When a player is late to the session, their character is considered missing. Logical, right? But what's the reason behind the absence?
The DM of the LotFP game I play in has a special "late to the session" chart he rolls on in such cases. The results are mostly negative, but there are a couple of boons on the table as well.
I wrote up a mythical ancient Greece flavored 1d12 table of such mishaps, for use with Mazes & Minotaurs.
You were late, because...
- You caroused with a Dionysian thiasus. You gain one beastly feature (e.g. donkey ears, hooves, panther spots…).
- You played a game of knucklebones and lost 1d20% of your coins AND your clothes.

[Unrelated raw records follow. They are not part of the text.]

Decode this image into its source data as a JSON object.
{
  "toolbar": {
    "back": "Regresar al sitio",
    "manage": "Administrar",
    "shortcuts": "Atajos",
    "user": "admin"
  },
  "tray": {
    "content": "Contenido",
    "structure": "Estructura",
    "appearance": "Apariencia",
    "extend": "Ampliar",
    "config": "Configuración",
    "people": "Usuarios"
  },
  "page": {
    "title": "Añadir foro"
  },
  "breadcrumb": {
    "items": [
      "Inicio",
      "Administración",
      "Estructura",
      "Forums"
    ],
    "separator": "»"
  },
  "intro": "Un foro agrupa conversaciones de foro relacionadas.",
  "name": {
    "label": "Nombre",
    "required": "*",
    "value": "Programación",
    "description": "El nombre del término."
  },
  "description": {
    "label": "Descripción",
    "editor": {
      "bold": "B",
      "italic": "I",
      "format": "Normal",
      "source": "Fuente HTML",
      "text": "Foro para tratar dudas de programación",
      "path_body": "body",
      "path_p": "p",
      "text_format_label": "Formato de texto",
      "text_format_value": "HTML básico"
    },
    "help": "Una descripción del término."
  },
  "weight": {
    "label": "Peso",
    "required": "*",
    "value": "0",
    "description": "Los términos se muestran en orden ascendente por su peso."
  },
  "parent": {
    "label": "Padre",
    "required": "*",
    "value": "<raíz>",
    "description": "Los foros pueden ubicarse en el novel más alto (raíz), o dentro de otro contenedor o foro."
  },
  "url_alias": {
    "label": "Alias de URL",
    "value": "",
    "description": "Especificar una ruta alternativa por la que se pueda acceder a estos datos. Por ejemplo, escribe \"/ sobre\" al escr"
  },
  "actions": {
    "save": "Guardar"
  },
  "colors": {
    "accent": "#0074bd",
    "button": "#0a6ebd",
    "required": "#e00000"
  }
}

- You got caught between Scylla and Charybdis! Roll 1d6: even – you start the session at 1 hit point; odd – you start the session without your weapons and armor.
- You saved a Phoenician merchant from bandits. He gives you a beautiful golden bowl as a gift of gratitude and a token of free passage on any Phoenician ship.
- You met a Thessalian witch and she turned you into an animal. Roll 1d3: 1 – boar, 2 – singing bird, 3 – donkey. You spend 1 hour of game time in this shape, then you revert back to your original form.
- Turns out, you have a long-lost identical twin brother or sister. If you die during this session, the sibling takes your place.
- You were invited to a lion hunt. Make a Danger Evasion check. If you fail, one random limb (roll 1d4: 1 – left leg, 2 – right leg, 3 – left arm, 4 – right arm) is injured and cannot be used during this session. If you succeed, you get a fancy lion skin cape (+2 to Personal Charisma)!
- You bathed with a nymph. This session you get -2 to Athletic Prowess, Danger Evasion and Physical Vigor; but get +4 to Mystic Fortitude.
- You ran into a celebrity (roll 1d10: 1 – Heracles, 2 – Theseus, 3 – Perseus, 4 – Bellerophon, 5 – Castor & Pollux, 6 – Jason, 7 – Odysseus, 8 – Atalanta, 9 – Medea, 10 – Lucy Lawless). This session you are -2 on Danger Evasion (because you are still star-struck and you can only think about the splendor of the hero). On the upside, you now have the celebrity’s autograph on a shard of pottery!
- You sat through a long performance of an epic poem! You were so charmed by the tale, that pickpockets easily stole all your coins and jewelry. However, you learn the weak point of the next mythic monster you encounter (granting you a one-time automatic hit, roll only to see if it’s a crit).
- You were abducted by the gods and had to serve wine during their feast. The ordeal leaves you extremely exhausted (cannot run or jump effectively this session, and a -2 to Athletic Prowess, Danger Evasion and Physical Vigor). For your servitude, they give you a small vial full of ambrosia (healing potion for 1d8 points). And perhaps you learn a piece of juicy gossip about the Olympians?
- You angered a priestess of Hecate and you are cursed. This session, your attack rolls count as fumbles on natural 1 and 2 (even if your Luck would otherwise negate fumbles!).